Achieving this type of performance in a lightweight sled would require a new piece of paper for all things snowmobiling. It requires fresh thinking not tied into what already exists. And, that may be the biggest barrier to creating a new style performance snowmobile. Existing sled makers would first look at their parts bin. Like Yamaha, they might look at the parts bins of sister product lines — the motor scooter drivetrain for the Snoscoot or the motorcycle parts bin for the 4-stroke, four-cylinder Apex motor. Polaris pulled a motor from its ATV parts bin to power its 4-stroke Frontier model. That’s the kind of thinking that needs to be curtailed.
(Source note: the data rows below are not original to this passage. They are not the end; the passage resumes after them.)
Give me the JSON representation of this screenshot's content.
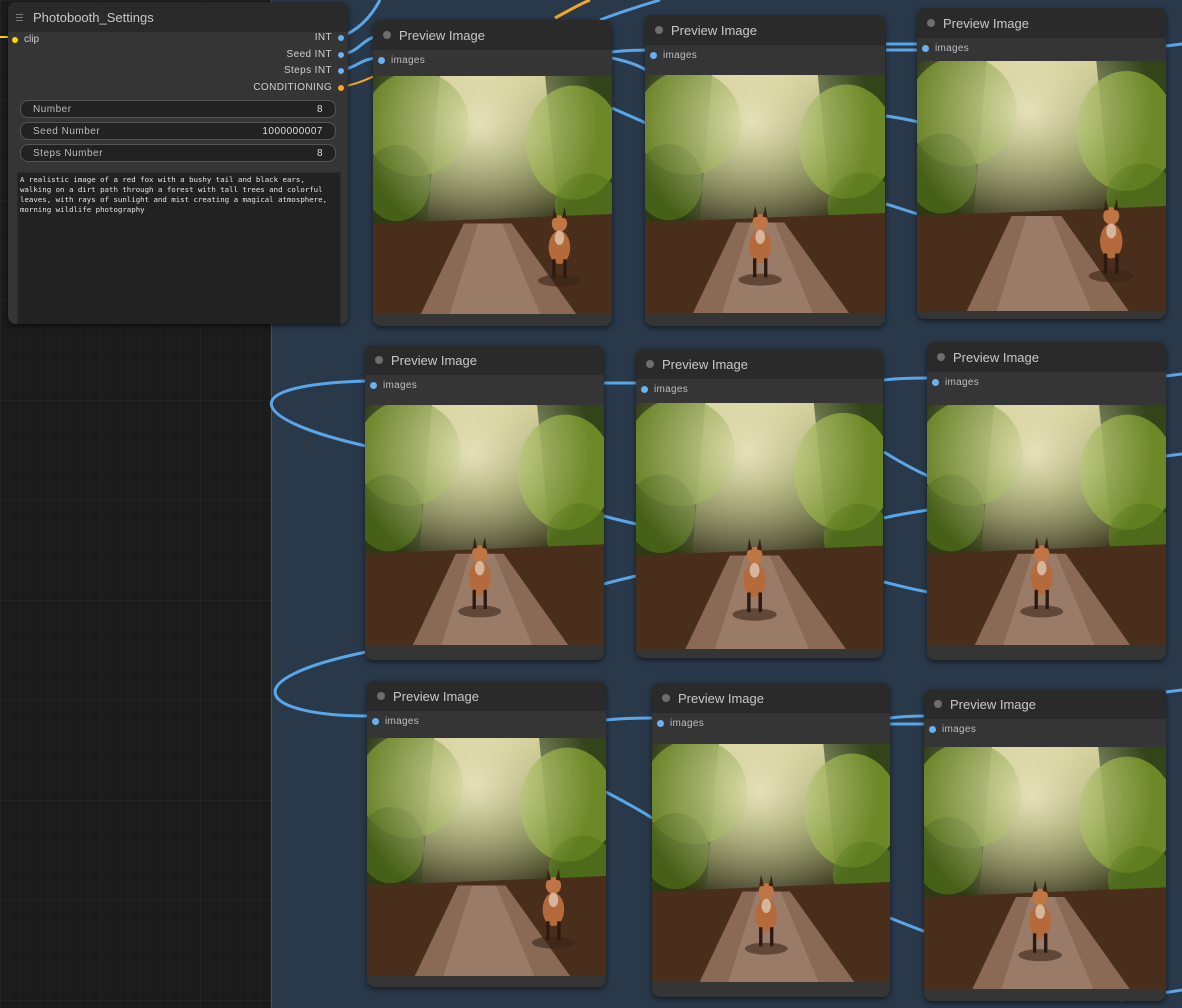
{
  "settings_node": {
    "title": "Photobooth_Settings",
    "input_clip": "clip",
    "outputs": [
      "INT",
      "Seed INT",
      "Steps INT",
      "CONDITIONING"
    ],
    "widgets": [
      {
        "label": "Number",
        "value": "8"
      },
      {
        "label": "Seed Number",
        "value": "1000000007"
      },
      {
        "label": "Steps Number",
        "value": "8"
      }
    ],
    "prompt": "A realistic image of a red fox with a bushy tail and black ears, walking on a dirt path through a forest with tall trees and colorful leaves, with rays of sunlight and mist creating a magical atmosphere, morning wildlife photography"
  },
  "preview_nodes": [
    {
      "title": "Preview Image",
      "input": "images"
    },
    {
      "title": "Preview Image",
      "input": "images"
    },
    {
      "title": "Preview Image",
      "input": "images"
    },
    {
      "title": "Preview Image",
      "input": "images"
    },
    {
      "title": "Preview Image",
      "input": "images"
    },
    {
      "title": "Preview Image",
      "input": "images"
    },
    {
      "title": "Preview Image",
      "input": "images"
    },
    {
      "title": "Preview Image",
      "input": "images"
    },
    {
      "title": "Preview Image",
      "input": "images"
    }
  ],
  "colors": {
    "link_int": "#6ab0f3",
    "link_conditioning": "#f5a623",
    "clip": "#ffd500",
    "group": "#29394a"
  }
}
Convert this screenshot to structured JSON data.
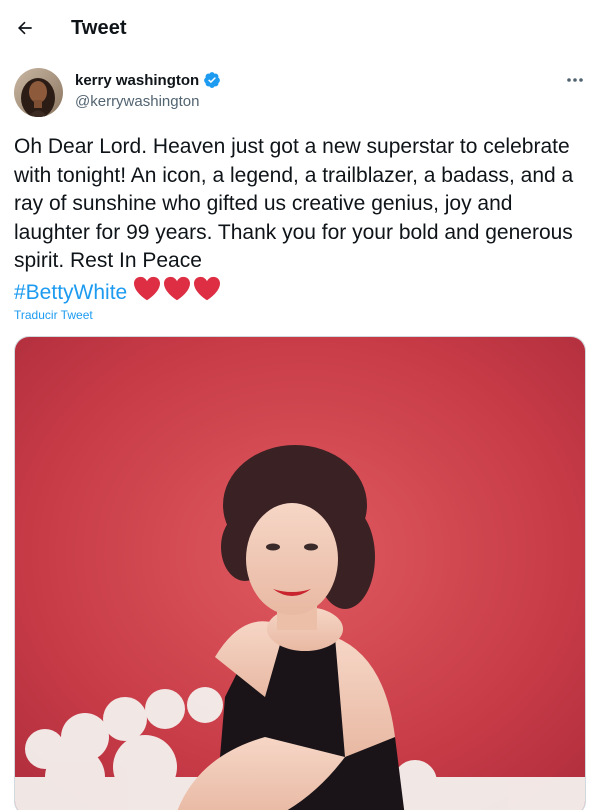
{
  "header": {
    "title": "Tweet",
    "back_icon": "arrow-left-icon"
  },
  "author": {
    "name": "kerry washington",
    "handle": "@kerrywashington",
    "verified_icon": "verified-badge-icon",
    "more_icon": "more-horizontal-icon"
  },
  "tweet": {
    "text": "Oh Dear Lord. Heaven just got a new superstar to celebrate with tonight! An icon, a legend, a trailblazer, a badass, and a ray of sunshine who gifted us creative genius, joy and laughter for 99 years. Thank you for your bold and generous spirit. Rest In Peace",
    "hashtag": "#BettyWhite",
    "emoji_icons": [
      "red-heart-icon",
      "red-heart-icon",
      "red-heart-icon"
    ],
    "translate_label": "Traducir Tweet"
  },
  "colors": {
    "accent": "#1d9bf0",
    "text_primary": "#0f1419",
    "text_secondary": "#536471",
    "heart": "#dd2e44"
  }
}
Making something work that you already have on hand isn’t the answer.
No, to get us to where that long-forgotten product manager was suggesting we go requires a fresh sheet of paper. Today we enjoy a head start with lightweight motors and placing the rider forward in a motocrosser riding style, but maybe we need to rethink how that engine sits in the sled and how that drive links to the track. And does the track dictate the suspension or can the track be rethought? How about two 7-inch wide tracks side by side instead of one 15-inch unit? Instead of a monoshock rear arm, what if the entire rear suspension were shorter with more travel arc and extended the sled’s wheelbase? Does Yamaha’s personal snow vehicle design concept match up with some lighter weight, lower powered future sled with a power to weight ratio that matches what we have now?
My friend wasn’t always right. Heck, if he had been, he’d still be in the business today, but he was very good at challenging the status quo. That means that what we have right now may need to change if the sled business is to rebound and thrive in the future. You can always throw more power at heavy conventional designs, but how about throwing unconventional designs at less power, lighter weight and still give us our desired power to weight for performance riding? There are challenges ahead but smart thinking can power tomorrow’s designs. After all, if it weren’t for someone considering slide rails, we’d still be bouncing around on bogie wheels with engines and carburetors sitting in our laps.
Power to Weight Chart:
|Sled||Horsepower||Weight||Power to Weight (Lbs to HP)||Weight to Power (HP to Lbs)|
|SnoPro 500||85||440 lbs||5.18||0.32|
|F8 SnoPro||150||490 lbs||3.27||0.31|
|Dragon 800||154||489 lbs||3.18||0.32|
|Rush 600||125||459 lbs||3.68||0.28|
|MXZ 800 Adrenaline||151||432 lbs||2.86||0.35|
|TNT 500||55||411 lbs||7.48||0.14|
|Apex RT||150||568 lbs||3.79||0.27|
|Nytro RTX SE||135||529 lbs||3.92||0.26|
|Phaser RTX||80||489 lbs||6.12||0.17|
|Enforcer 300||22||328 lbs||14.91||0.07|
|Extreme Fun Sled|
|FX Heavy||108||350 lbs||3.25|
|FX Light||77||250 lbs||3.25|